In many ways this 'church' reminds us of the description of people in the last days who are self absorbed, conceited and maintain a form of godliness but deny its power.
2 Timothy 3:1-5 NIV But mark this: There will be terrible times in the last days. (2) People will be lovers of themselves, lovers of money, boastful, proud, abusive, disobedient to their parents, ungrateful, unholy, (3) without love, unforgiving, slanderous, without self-control, brutal, not lovers of the good, (4) treacherous, rash, conceited, lovers of pleasure rather than lovers of God-- (5) having a form of godliness but denying its power. Have nothing to do with them.
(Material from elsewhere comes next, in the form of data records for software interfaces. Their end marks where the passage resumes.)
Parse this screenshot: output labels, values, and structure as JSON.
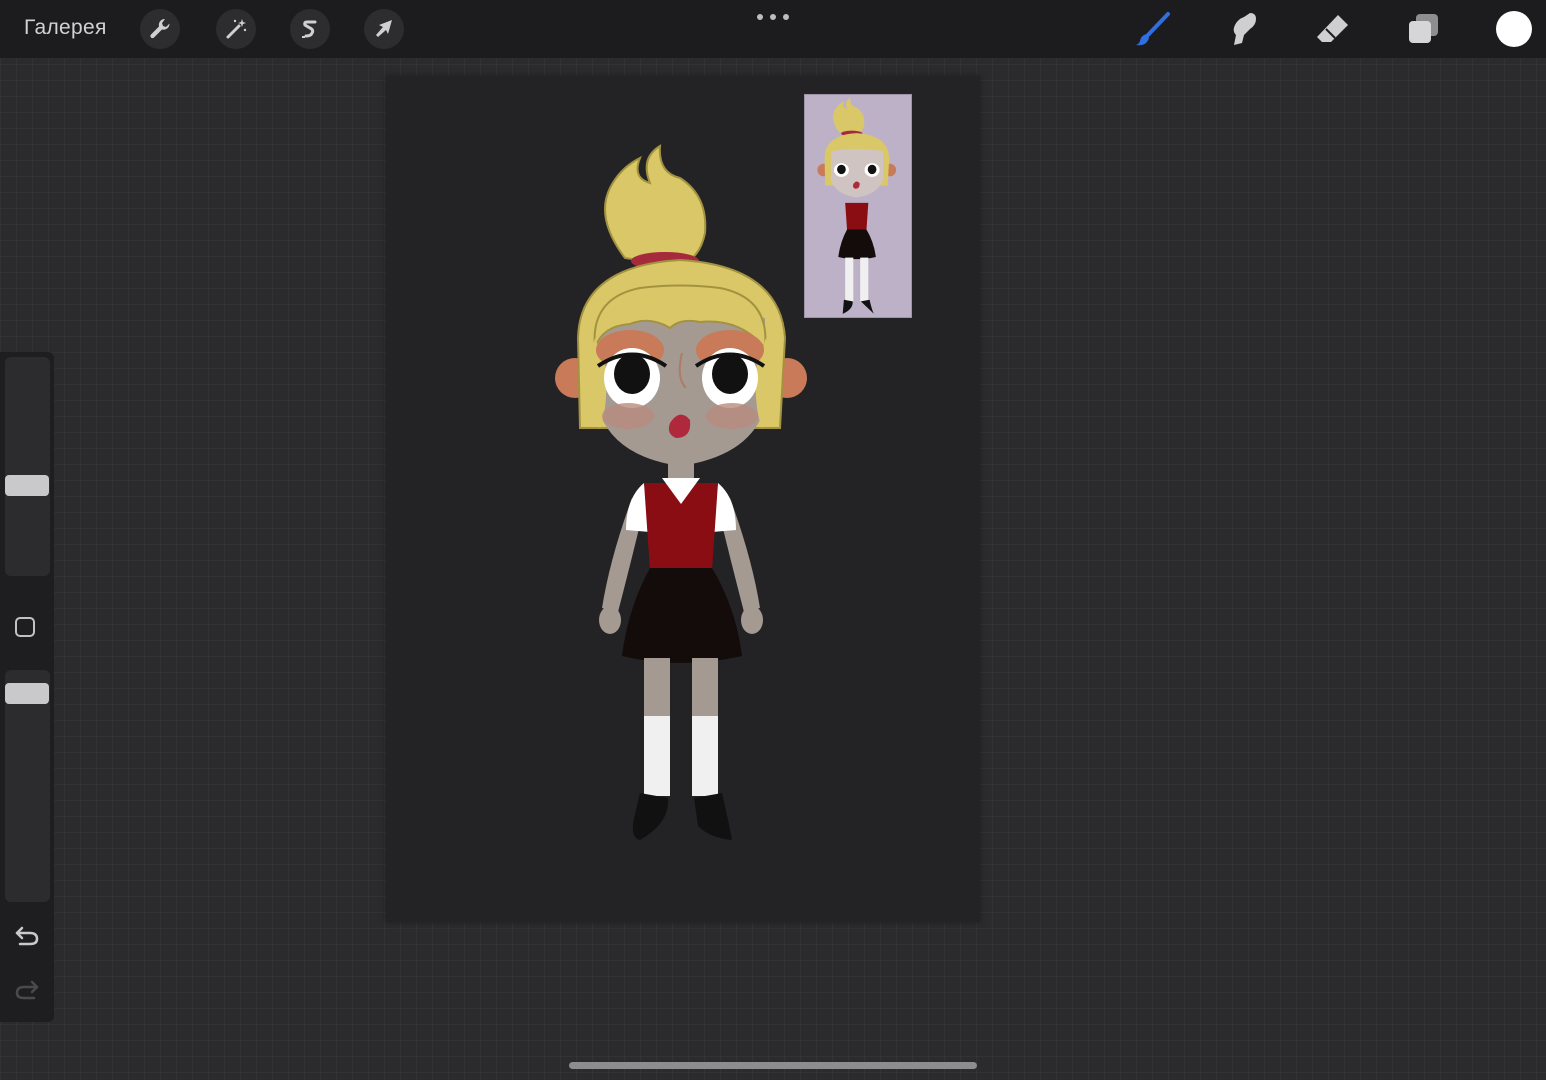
{
  "app": {
    "gallery_label": "Галерея"
  },
  "toolbar_left": {
    "actions_icon": "wrench-icon",
    "adjustments_icon": "magic-wand-icon",
    "selection_icon": "selection-s-icon",
    "transform_icon": "arrow-cursor-icon"
  },
  "toolbar_center": {
    "more_icon": "ellipsis-icon"
  },
  "toolbar_right": {
    "brush_icon": "brush-icon",
    "smudge_icon": "smudge-finger-icon",
    "eraser_icon": "eraser-icon",
    "layers_icon": "layers-icon",
    "active_color": "#ffffff",
    "brush_active_color": "#2f6fe0"
  },
  "sidebar": {
    "brush_size_icon": "size-slider",
    "modify_icon": "square-modifier-icon",
    "opacity_icon": "opacity-slider",
    "undo_icon": "undo-icon",
    "redo_icon": "redo-icon"
  },
  "canvas": {
    "background": "#232325"
  },
  "reference": {
    "background": "#bdb1c7"
  }
}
No wonder the taste of this type of church makes Jesus sick. It is like tasting something that is yuck! He wants to spit it out. It is not that they are true Christians who are not 'hot' enough. They are hypocrites who are blind and naked while still pretending that they are religious. Like the blind self righteous religious leaders in Jesus' ministry days, this is what He hates the most.
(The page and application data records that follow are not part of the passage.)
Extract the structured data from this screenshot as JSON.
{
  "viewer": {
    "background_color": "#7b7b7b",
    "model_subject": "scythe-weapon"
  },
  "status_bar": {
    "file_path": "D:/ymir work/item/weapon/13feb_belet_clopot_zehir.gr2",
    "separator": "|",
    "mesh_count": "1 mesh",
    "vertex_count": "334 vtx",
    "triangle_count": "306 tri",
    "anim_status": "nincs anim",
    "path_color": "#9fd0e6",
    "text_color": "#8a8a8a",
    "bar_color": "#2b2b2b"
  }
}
But of those that are His, that see their need of Him, He has promised to never leave nor forsake them (Heb 13:5). He has promised to lose none of those that the Father gives Him (John 6:39). He has promised that they shall never perish (John 10:28) and He will in no way cast them out (John 6:37).
When someone like yourself writes in, it isn't always easy for me to know who I'm talking to. Am I speaking to someone that is a genuine believer? Do they care about the Lord and their salvation? Are they a believer that is struggling with some sin or are they just trying to justify their sin and play games? etc Obviously I only have what is written for I do not know you. But what you have written implies to me that you are genuine in your faith and are serious about salvation. You seem like a seeker of what is true. That is why I wrote what I did. If you are genuine then God's grace is the foundation upon which to go forward. It can be abused and Jude talks about those that are false who just use the grace of God as a 'license for immorality' (Jude 1:4) That is always a potential and real problem. But I wrote what I did for I believe it to be the best foundation for a Christian to go forward.
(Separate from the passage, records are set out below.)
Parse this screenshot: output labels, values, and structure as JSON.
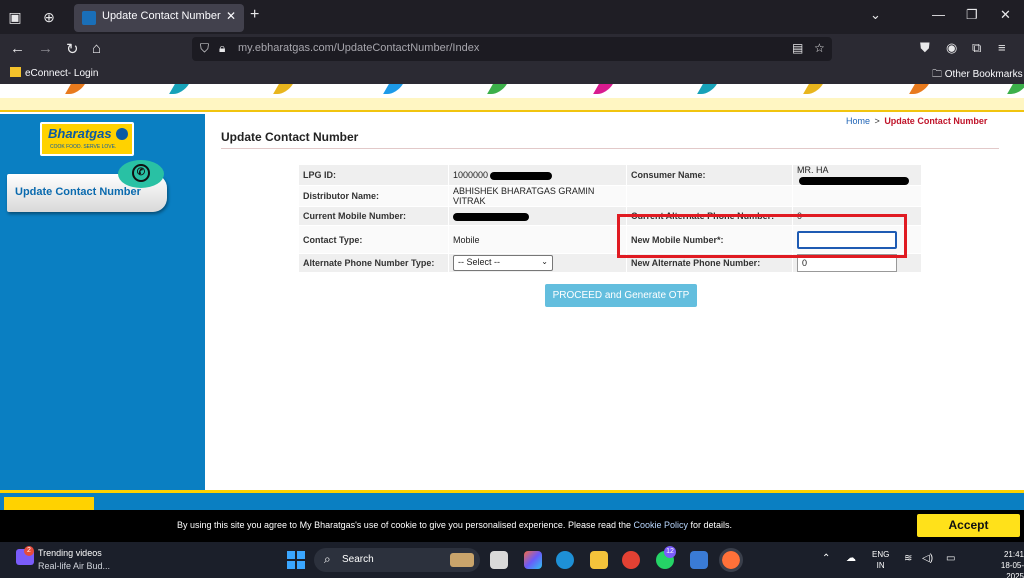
{
  "browser": {
    "tab_title": "Update Contact Number",
    "url_host": "my.ebharatgas.com",
    "url_path": "/UpdateContactNumber/Index",
    "bookmarks": [
      "eConnect- Login"
    ],
    "other_bookmarks": "Other Bookmarks"
  },
  "sidebar": {
    "logo_text": "Bharatgas",
    "logo_tagline": "COOK FOOD. SERVE LOVE.",
    "active_item": "Update Contact Number"
  },
  "breadcrumb": {
    "home": "Home",
    "separator": ">",
    "current": "Update Contact Number"
  },
  "page_title": "Update Contact Number",
  "form": {
    "lpg_id_label": "LPG ID:",
    "lpg_id_value": "1000000",
    "consumer_name_label": "Consumer Name:",
    "consumer_name_value": "MR. HA",
    "distributor_label": "Distributor Name:",
    "distributor_value": "ABHISHEK BHARATGAS GRAMIN VITRAK",
    "current_mobile_label": "Current Mobile Number:",
    "current_alt_label": "Current Alternate Phone Number:",
    "current_alt_value": "0",
    "contact_type_label": "Contact Type:",
    "contact_type_value": "Mobile",
    "new_mobile_label": "New Mobile Number*:",
    "new_mobile_value": "",
    "alt_type_label": "Alternate Phone Number Type:",
    "alt_type_selected": "-- Select --",
    "new_alt_label": "New Alternate Phone Number:",
    "new_alt_value": "0",
    "submit_label": "PROCEED and Generate OTP"
  },
  "cookie": {
    "text_before": "By using this site you agree to My Bharatgas's use of cookie to give you personalised experience. Please read the ",
    "link": "Cookie Policy",
    "text_after": " for details.",
    "accept_label": "Accept"
  },
  "taskbar": {
    "widget_badge": "2",
    "trending_title": "Trending videos",
    "trending_sub": "Real-life Air Bud...",
    "search_label": "Search",
    "whatsapp_badge": "12",
    "lang_line1": "ENG",
    "lang_line2": "IN",
    "time": "21:41",
    "date": "18-05-2025"
  },
  "colors": {
    "brand_blue": "#0a7fc2",
    "brand_yellow": "#ffd200",
    "error_red": "#e01b22",
    "accept_yellow": "#ffe11a",
    "button_blue": "#63bede"
  }
}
Hope this helps, and all the best,
PS When I Googled Francis Chan it came up with this link which was a review of an article he wrote that had the title 'Failure to help the poor could send you to hell'. I read the article first of all and it was VERY confused. I'm not familiar with the rest of his teachings as I stated at the start, but if this is what it is like I wouldn't recommend him to anyone. In fact I'd warn people not to go along with it. Again, I'm no expert on his overall teaching so just going by the video and article I've seen. This article points out the many problems in it well: